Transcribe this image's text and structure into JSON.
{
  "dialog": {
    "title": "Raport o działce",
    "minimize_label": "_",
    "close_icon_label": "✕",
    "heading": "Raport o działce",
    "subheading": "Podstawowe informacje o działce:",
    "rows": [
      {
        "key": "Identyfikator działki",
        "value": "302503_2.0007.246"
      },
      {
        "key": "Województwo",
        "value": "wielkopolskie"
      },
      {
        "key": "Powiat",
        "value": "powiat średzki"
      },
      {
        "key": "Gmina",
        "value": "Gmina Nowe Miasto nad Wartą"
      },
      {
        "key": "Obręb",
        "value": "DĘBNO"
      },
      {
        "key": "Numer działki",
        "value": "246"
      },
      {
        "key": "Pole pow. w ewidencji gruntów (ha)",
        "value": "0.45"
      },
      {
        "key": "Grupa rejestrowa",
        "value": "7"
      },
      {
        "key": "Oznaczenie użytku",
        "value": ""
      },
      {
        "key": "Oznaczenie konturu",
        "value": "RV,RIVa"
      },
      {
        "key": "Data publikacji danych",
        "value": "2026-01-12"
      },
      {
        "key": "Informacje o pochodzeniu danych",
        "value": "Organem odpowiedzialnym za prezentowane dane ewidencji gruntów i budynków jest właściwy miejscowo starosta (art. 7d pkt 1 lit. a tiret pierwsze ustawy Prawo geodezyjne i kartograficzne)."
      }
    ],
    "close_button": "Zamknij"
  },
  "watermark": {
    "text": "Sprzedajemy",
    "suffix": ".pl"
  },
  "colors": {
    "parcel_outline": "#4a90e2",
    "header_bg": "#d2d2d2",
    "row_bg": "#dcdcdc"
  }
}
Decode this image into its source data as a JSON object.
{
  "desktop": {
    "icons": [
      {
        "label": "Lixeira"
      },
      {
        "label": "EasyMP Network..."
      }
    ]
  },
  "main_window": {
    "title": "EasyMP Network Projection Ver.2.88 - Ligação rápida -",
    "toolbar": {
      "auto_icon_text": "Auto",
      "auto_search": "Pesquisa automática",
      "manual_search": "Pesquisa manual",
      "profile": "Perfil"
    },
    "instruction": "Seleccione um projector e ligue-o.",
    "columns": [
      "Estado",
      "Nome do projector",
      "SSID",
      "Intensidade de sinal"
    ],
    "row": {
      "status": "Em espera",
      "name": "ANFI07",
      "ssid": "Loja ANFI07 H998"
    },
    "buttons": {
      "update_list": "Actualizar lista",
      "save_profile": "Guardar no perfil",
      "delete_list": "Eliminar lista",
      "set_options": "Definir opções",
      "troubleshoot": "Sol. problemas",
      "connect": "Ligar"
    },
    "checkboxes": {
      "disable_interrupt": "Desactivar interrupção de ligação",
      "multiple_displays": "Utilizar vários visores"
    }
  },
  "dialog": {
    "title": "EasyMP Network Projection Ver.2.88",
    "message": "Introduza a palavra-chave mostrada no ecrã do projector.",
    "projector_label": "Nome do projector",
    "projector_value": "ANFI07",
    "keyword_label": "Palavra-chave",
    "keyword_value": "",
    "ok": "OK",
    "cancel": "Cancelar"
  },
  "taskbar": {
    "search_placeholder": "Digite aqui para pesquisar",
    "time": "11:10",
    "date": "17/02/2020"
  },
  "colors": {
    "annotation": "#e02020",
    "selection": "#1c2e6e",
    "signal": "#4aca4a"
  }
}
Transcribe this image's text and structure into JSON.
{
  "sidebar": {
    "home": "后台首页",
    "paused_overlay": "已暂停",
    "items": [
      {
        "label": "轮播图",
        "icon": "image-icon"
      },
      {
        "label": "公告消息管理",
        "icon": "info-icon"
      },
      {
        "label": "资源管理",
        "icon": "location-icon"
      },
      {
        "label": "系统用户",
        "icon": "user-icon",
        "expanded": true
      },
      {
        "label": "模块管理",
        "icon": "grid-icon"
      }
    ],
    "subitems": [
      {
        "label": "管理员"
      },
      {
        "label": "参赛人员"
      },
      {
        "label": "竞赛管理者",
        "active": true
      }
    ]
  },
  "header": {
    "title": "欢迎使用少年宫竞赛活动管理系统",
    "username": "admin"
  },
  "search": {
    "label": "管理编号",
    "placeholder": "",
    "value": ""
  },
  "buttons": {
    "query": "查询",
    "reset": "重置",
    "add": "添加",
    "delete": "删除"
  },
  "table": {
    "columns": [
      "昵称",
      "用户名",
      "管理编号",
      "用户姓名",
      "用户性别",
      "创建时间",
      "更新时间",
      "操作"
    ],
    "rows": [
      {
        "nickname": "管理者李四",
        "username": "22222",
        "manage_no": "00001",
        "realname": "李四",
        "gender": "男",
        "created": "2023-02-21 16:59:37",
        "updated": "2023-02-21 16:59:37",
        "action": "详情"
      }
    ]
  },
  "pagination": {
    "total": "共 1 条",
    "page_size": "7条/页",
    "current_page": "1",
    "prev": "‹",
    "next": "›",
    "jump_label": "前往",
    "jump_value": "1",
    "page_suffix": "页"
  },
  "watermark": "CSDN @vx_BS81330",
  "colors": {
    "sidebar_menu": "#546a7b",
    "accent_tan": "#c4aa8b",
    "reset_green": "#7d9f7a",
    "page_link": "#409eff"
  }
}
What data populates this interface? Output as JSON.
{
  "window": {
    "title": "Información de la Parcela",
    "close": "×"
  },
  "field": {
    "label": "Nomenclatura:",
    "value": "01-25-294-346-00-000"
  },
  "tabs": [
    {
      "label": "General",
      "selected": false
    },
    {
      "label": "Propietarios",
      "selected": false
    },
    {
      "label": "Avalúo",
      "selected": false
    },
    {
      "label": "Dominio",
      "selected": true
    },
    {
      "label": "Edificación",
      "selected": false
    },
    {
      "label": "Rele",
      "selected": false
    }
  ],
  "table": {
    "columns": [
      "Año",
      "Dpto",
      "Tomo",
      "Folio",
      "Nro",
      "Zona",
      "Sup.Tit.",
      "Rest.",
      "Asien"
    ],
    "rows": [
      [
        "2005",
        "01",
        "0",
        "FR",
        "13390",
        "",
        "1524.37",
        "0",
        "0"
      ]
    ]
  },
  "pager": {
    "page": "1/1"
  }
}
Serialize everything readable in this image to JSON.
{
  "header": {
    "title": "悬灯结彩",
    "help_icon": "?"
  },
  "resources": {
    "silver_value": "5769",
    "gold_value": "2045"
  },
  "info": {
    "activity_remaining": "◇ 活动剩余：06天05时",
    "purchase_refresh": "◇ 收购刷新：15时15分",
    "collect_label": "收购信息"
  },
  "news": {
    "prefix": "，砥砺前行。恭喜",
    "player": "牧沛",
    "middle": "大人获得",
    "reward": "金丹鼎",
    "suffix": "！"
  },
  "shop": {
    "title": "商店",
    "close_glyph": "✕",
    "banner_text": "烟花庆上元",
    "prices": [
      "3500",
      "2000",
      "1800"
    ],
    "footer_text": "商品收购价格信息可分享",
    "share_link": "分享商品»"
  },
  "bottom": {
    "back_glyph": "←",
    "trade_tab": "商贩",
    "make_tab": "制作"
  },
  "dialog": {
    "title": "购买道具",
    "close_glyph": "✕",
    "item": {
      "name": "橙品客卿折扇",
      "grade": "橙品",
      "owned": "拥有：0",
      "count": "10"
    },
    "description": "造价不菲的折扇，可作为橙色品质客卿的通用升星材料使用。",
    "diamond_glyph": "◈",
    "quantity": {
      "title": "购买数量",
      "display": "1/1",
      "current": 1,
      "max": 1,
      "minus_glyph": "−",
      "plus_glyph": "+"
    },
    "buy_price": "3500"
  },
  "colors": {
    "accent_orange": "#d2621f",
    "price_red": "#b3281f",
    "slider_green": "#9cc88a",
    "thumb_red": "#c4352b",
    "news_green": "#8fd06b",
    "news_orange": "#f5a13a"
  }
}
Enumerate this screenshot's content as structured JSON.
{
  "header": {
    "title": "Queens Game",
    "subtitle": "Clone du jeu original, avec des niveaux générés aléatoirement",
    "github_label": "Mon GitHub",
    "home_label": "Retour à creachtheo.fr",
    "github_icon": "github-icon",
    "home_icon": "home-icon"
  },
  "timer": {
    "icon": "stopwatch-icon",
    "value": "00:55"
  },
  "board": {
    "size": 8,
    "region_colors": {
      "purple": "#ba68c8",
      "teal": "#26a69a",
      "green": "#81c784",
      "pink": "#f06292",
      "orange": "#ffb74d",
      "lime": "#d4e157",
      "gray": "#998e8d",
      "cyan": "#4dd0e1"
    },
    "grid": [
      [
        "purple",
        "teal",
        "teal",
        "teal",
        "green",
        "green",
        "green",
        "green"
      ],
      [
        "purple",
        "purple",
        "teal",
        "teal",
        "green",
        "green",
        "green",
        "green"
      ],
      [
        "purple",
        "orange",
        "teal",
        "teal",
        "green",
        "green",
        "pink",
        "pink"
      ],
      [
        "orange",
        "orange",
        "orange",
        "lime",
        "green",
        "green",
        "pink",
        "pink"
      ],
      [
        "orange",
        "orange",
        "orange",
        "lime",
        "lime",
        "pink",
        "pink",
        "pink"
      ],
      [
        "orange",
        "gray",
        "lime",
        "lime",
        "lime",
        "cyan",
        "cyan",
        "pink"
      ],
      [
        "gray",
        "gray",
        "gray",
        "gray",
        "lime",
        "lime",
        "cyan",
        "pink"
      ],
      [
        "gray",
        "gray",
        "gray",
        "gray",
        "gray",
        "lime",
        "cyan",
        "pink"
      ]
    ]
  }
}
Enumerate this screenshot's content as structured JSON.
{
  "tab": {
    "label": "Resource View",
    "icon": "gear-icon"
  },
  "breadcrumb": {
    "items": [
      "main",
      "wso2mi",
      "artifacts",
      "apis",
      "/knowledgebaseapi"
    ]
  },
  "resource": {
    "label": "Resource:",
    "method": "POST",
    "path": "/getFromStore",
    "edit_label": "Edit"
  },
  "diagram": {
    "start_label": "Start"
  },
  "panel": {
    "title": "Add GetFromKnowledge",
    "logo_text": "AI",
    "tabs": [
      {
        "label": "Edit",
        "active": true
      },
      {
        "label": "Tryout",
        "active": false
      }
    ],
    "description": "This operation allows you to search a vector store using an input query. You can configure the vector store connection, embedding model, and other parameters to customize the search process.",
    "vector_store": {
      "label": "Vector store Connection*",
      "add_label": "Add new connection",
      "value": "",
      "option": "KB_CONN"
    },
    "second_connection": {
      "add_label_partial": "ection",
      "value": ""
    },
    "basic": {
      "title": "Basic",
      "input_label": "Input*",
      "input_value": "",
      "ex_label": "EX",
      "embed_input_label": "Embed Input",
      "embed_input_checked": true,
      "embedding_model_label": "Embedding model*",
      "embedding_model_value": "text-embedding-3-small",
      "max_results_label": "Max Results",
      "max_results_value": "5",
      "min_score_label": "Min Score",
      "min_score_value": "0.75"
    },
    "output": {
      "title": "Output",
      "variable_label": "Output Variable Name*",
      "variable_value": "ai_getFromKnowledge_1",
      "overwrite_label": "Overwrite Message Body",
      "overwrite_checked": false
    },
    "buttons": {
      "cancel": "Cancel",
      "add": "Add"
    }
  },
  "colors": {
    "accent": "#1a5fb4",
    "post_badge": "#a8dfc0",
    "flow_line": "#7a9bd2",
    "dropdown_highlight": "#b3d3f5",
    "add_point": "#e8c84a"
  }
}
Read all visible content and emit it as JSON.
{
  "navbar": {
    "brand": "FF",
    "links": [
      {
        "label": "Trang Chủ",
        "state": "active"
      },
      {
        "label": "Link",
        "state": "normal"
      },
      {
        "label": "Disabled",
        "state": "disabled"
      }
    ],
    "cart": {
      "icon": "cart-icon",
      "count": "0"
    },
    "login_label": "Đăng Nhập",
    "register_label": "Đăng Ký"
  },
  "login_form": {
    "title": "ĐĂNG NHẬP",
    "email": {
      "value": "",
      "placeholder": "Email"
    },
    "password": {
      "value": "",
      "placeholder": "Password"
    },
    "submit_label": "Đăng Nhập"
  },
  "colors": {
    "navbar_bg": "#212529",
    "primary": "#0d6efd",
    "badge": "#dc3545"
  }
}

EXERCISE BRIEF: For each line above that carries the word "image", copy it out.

RESPONSE:
Transcribe this image's text and structure into JSON.
Decode this image into its source data as a JSON object.
Transcribe this image's text and structure into JSON.
        "icon": "image-icon"
Serialize everything readable in this image to JSON.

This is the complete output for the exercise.